| Ohio Governor Bob Taft signed a law
permitting law abiding Ohio citizens to apply for permits to carry concealed
firearms on January 8, 2004, the same day that Cleveland major newspaper, the
Plain Dealer, published an editorial declaring it's intention to "obtain this
information and publish it," referring to the list of legally licensed permit
This action has angered many permit seekers,
which may be what the Plain Dealer had in mind. The editorial in which the
statement was made may be the first volley in a fight in which the Plain
Dealer, which is supposed to be non-partisan as all newspapers should be, has
placed itself squarely as an opponent of the law.
the Plain Dealer publishes the list of permit holders, I will publish a list of
plain dealer reporters and their home addresses" said a gun owner and concealed
carry permit advocate who prefers to remain anonymous. "The plain dealer wants
to intimidate people from engaging in a legal activity. It is like obtaining a
list of gay public school teachers and publishing it in order to intimidate
Being anonymous is what the permit holders
prefer, but the legislation which will take effect 90 days after the signing by
Governor Taft, allows media to see the list, a provision that Governor Taft
demanded as a condition for his signature. The Plain Dealer, however, wants to
take it a step further than viewing the list and publish the name of everyone
on the list, thus placing the names in the public view, which was not the
intent of the Ohio legislature or Governor Taft.
Boycott Watch contacted Plain Dealers Managing Editor
Tom O'Hara, and asked him if he was serious about publishing the names and
addresses or the permit holders that were intended for the media only. Mr.
O'Hara replied "Yes, because we believe this is information the public should
we can do what we think is responsible and important."
The Plain Dealer, like many newspapers, endorses
candidates and positions on ballot issues. Permit advocates feel this is
different because the Plain Dealer is actively taking steps beyond
editorializing and plans to act as a partisan organization in a political
matter by placing itself into the permit issue as activists. Newspapers
traditionally do not take on the role of advocate in non-election issues. For
example, newspapers may take a position in a ballot issue regarding abortion,
but a newspaper steps out of bounds if it chooses to publish the names of
people who obtain an abortion, which is a legal procedure.
When asked about the newspaper taking an active role
as a political partisan, Mr. O'Hara said: "We endorse all kinds of candidates
and issues - it's traditional for a newspaper to take positions. The separation
of news from editorials does not effect our reporting." As a publication that
works hard to remain non-biased, Boycott Watch does question if remaining

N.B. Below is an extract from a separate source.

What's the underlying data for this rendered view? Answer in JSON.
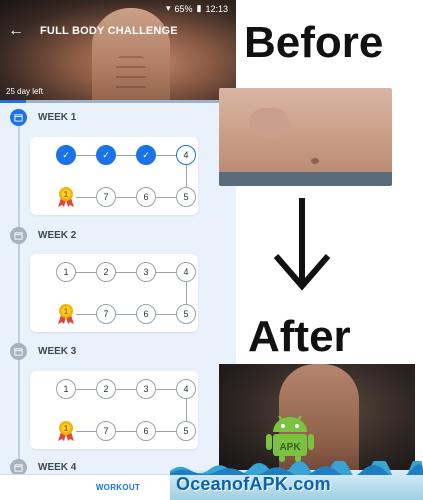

non-biased is possible when the newspaper takes an activist role in an issue,
as the Plain Dealer clearly has.
In order to obtain
an Ohio concealed carry permit, one must pass a background check to make sure,
among other things, that the applicant has not committed any serious crimes.
Criminals will be denied permits by the new law. "This is a perfectly legal
activity, and the Plain Dealer wants to criminalize it" said another gun owner
who fears applying for the permit because he wants to remain anonymous. "I want
to apply for the permit, but if my name is published, it will only help
criminals know what house to break into to get a gun, which is the opposite of
what the Ohio Concealed Carry law and hopefully the Plain Dealer intend."
Boycott Watch saved the toughest question for Mr.
O'Hara for last. One person who intends to obtain a permit said he would
publish the names and home addresses of the Plain Dealer reporters if the Plain
Dealer published the names of permit holders, to which Mr. O'Hara replied:
"They are welcome to do whatever they think is right."